It’s normal for a family member to feel a bit hesitant before inviting someone new into their home. Most of our parents have been caring for themselves and others for most of their adult lives. Try to involve them in the decision making process as much as possible. For example, would you rather have a caregiver come at 8:00am or 9:00am? Or would you prefer a female or male caregiver? Rest assured that after a bit of an adjustment period, your caregiver will become part of the family and you won’t be able to imagine life without them! Check out our blog post on what to do when a family member refuses home care.
My brothers and sisters live all over the country. How can we all stay informed about your home care services?
At Assisting Hands Home Care, our software utilizes the “Family Room” feature, where families can login to view schedules, care notes, invoices, etc. The staff at Assisting Hands serves as your concierge to keep all authorized parties informed about your services.
Our clients are our neighbors and part of our family. Are you worried about mom or dad from afar? Just give us a call and we will send someone over to check in and make sure all is well. The agency manager and majority of our caregivers live throughout Arlington Heights, Mount Prospect, Des Plaines, Wheeling, and Prospect Heights. We work quickly to get to your parents in case of emergency.
If you need some tips on setting a plan of home care among siblings, please check out our blog post on how to coordinate care for an aging parent among siblings.
My parents are from a different generation, one where they were very distrusting of strangers in the home. Is this uncommon? How can I convince them that your home care workers are trustworthy?
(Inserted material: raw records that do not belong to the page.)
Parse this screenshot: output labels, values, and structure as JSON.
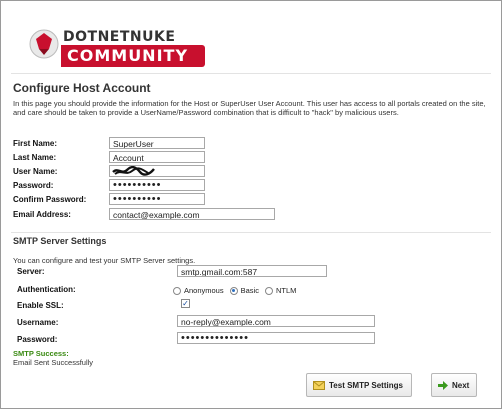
{
  "logo": {
    "top_text": "DOTNETNUKE",
    "bottom_text": "COMMUNITY",
    "brand_color": "#c8102e"
  },
  "page": {
    "heading": "Configure Host Account",
    "intro": "In this page you should provide the information for the Host or SuperUser User Account. This user has access to all portals created on the site, and care should be taken to provide a UserName/Password combination that is difficult to \"hack\" by malicious users."
  },
  "account": {
    "first_name_label": "First Name:",
    "first_name_value": "SuperUser",
    "last_name_label": "Last Name:",
    "last_name_value": "Account",
    "user_name_label": "User Name:",
    "password_label": "Password:",
    "password_value": "••••••••••",
    "confirm_label": "Confirm Password:",
    "confirm_value": "••••••••••",
    "email_label": "Email Address:",
    "email_value": "contact@example.com"
  },
  "smtp": {
    "heading": "SMTP Server Settings",
    "description": "You can configure and test your SMTP Server settings.",
    "server_label": "Server:",
    "server_value": "smtp.gmail.com:587",
    "auth_label": "Authentication:",
    "auth_options": [
      "Anonymous",
      "Basic",
      "NTLM"
    ],
    "auth_selected": "Basic",
    "ssl_label": "Enable SSL:",
    "ssl_checked": true,
    "username_label": "Username:",
    "username_value": "no-reply@example.com",
    "password_label": "Password:",
    "password_value": "••••••••••••••",
    "success_title": "SMTP Success:",
    "success_message": "Email Sent Successfully"
  },
  "buttons": {
    "test_smtp": "Test SMTP Settings",
    "test_icon": "envelope-icon",
    "next": "Next",
    "next_icon": "arrow-right-icon"
  }
}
This is a very common feeling. All of our caregivers pass through state and national background checks. They are fingerprinted and registered through the Illinois Department of Public Health Healthcare Worker Background Check. The caregivers are our employees and we are legally responsible for the work they perform inside your home.
Trust is built over time. Shortly your family member will feel like the caregiver is part of the family!